A Little Off Base: England's countryside is bursting with public gardens
July 19, 2006
GOODERSTONE — A green thumb is a popular trait in this country, and it shows by the gardens that blossom in front of many homes.
It’s safe to say that the Brits take pride in their floral friends. If you feel the same way or just want something to do other than take a trip to a crowded British city or attraction, why not venture out to a local garden park?
You could get your garden fix by smelling a neighbor’s flowerbed, but they may give you a weird look as you stroll through their yard.
There are numerous garden parks throughout the English countryside that allow visitors to enjoy the bright colors and smells of nature up close.
I did just that when I spent a recent afternoon at the Gooderstone Water Gardens, about 20 miles north of RAF Mildenhall.
Originally built in 1970 out of a damp meadow, the water gardens feature colorful flowers, a variety of trees and shrubs, ponds, 13 bridges over waterways, an 8-acre nature trail, a tearoom, and a “bird hide” affording a view of small kingfisher birds.
Walking along a waterway in this garden park, I came across two grumpy geese that hissed at anyone who passed too close. On the other hand, swans in the East pond were eager for attention, especially if you had food.
A few other visitors were already in the wooden bird hide as I entered it. All of us kept a lookout for a kingfisher but no one could spot one.
I then made my way to the western part of the gardens, where yellow Trollius flowers sprouted from the ground and crimson Primula Vialli spikes displayed their tiny purple flowers.
Plenty of benches made for quiet seating, where visitors could relax and take in the scenery.
The entrance fee to the Gooderstone Water Gardens is 4 pounds for adults and one pound for children. Children 5 years old and younger are free.
The water gardens are in the town of Gooderstone, which lies between Oxborough and Cockley Cley. Follow the brown signs, which will lead you to a green sign at the edge of the parking lot.
Other popular garden spots
Helmingham Hall Gardens, about 10 miles north of Ipswich; Cost: 4.50 pounds for adults and 2.50 pounds for children.
Bressingham, a few miles west of Diss; Cost: 7 pounds for adults and 4 pounds for children. (Allows access to the museum as well.)

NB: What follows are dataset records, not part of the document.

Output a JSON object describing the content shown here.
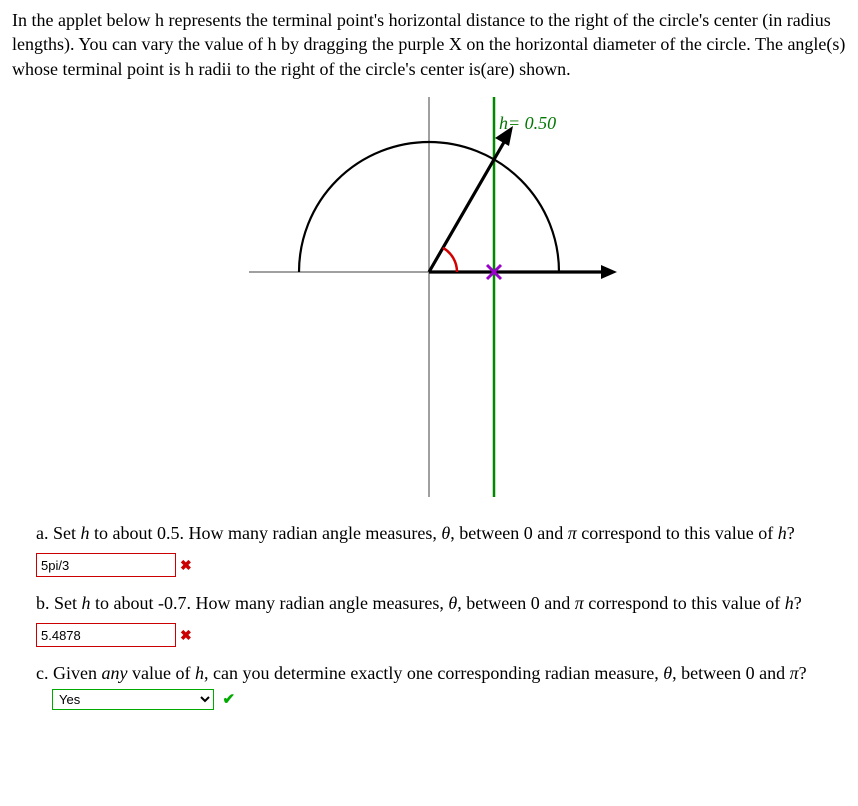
{
  "intro": "In the applet below h represents the terminal point's horizontal distance to the right of the circle's center (in radius lengths). You can vary the value of h by dragging the purple X on the horizontal diameter of the circle. The angle(s) whose terminal point is h radii to the right of the circle's center is(are) shown.",
  "h_label_var": "h",
  "h_label_eq": "= 0.50",
  "chart_data": {
    "type": "line",
    "title": "",
    "h_value": 0.5,
    "radius": 1,
    "angle_rad": 1.0472,
    "terminal_point": {
      "x": 0.5,
      "y": 0.866
    },
    "x_axis_range": [
      -1.4,
      1.4
    ],
    "y_axis_range": [
      -1.15,
      1.15
    ],
    "vertical_line_at": 0.5,
    "series": [
      {
        "name": "semicircle",
        "type": "arc",
        "start": 0,
        "end": 3.14159
      },
      {
        "name": "initial-ray",
        "from": [
          0,
          0
        ],
        "to": [
          1.35,
          0
        ]
      },
      {
        "name": "terminal-ray",
        "from": [
          0,
          0
        ],
        "to": [
          0.55,
          0.953
        ]
      },
      {
        "name": "angle-arc",
        "radius": 0.22,
        "from_angle": 0,
        "to_angle": 1.0472,
        "color": "red"
      }
    ],
    "marker": {
      "x": 0.5,
      "y": 0.0,
      "symbol": "x",
      "color": "purple"
    }
  },
  "qa": {
    "a": {
      "prompt_pre": "a. Set ",
      "prompt_var": "h",
      "prompt_mid": " to about 0.5. How many radian angle measures, ",
      "prompt_theta": "θ",
      "prompt_post1": ", between 0 and ",
      "prompt_pi": "π",
      "prompt_post2": " correspond to this value of ",
      "prompt_var2": "h",
      "prompt_end": "?",
      "answer": "5pi/3",
      "status": "wrong"
    },
    "b": {
      "prompt_pre": "b. Set ",
      "prompt_var": "h",
      "prompt_mid": " to about -0.7. How many radian angle measures, ",
      "prompt_theta": "θ",
      "prompt_post1": ", between 0 and ",
      "prompt_pi": "π",
      "prompt_post2": " correspond to this value of ",
      "prompt_var2": "h",
      "prompt_end": "?",
      "answer": "5.4878",
      "status": "wrong"
    },
    "c": {
      "prompt_pre": "c. Given ",
      "prompt_any": "any",
      "prompt_mid1": " value of ",
      "prompt_var": "h",
      "prompt_mid2": ", can you determine exactly one corresponding radian measure, ",
      "prompt_theta": "θ",
      "prompt_post1": ", between 0 and ",
      "prompt_pi": "π",
      "prompt_end": "?",
      "selected": "Yes",
      "status": "correct"
    }
  }
}
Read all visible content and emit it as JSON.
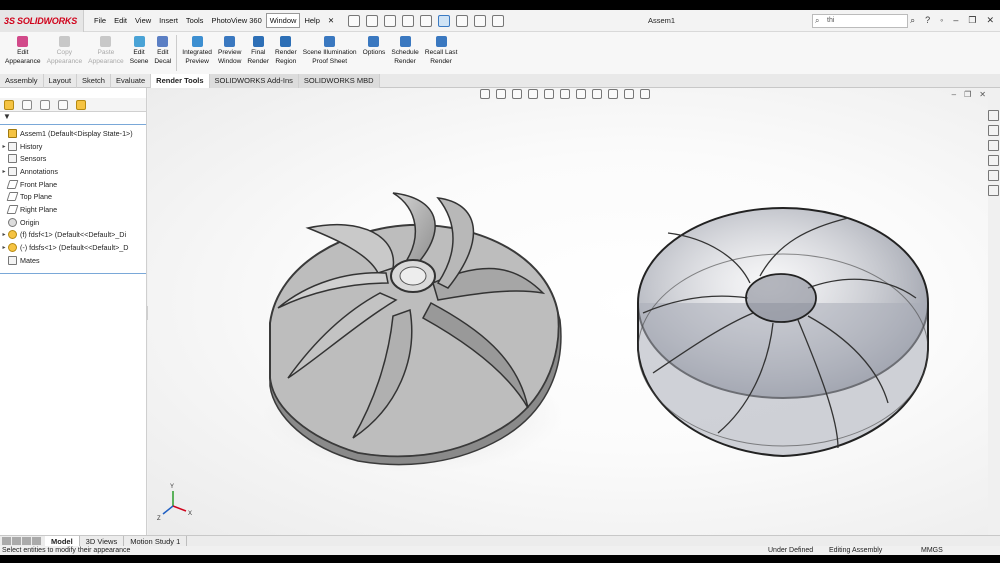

Pensthorpe, about 40 miles northeast from RAF Mildenhall; Cost: 7 pounds for adults and 3.50 for children. (Children younger than 5 are free.)
Abbey Gardens, in the heart of Bury St. Edmunds; Cost: Free.
For more garden parks in your local area, check out www.greatbritishgardens.co.uk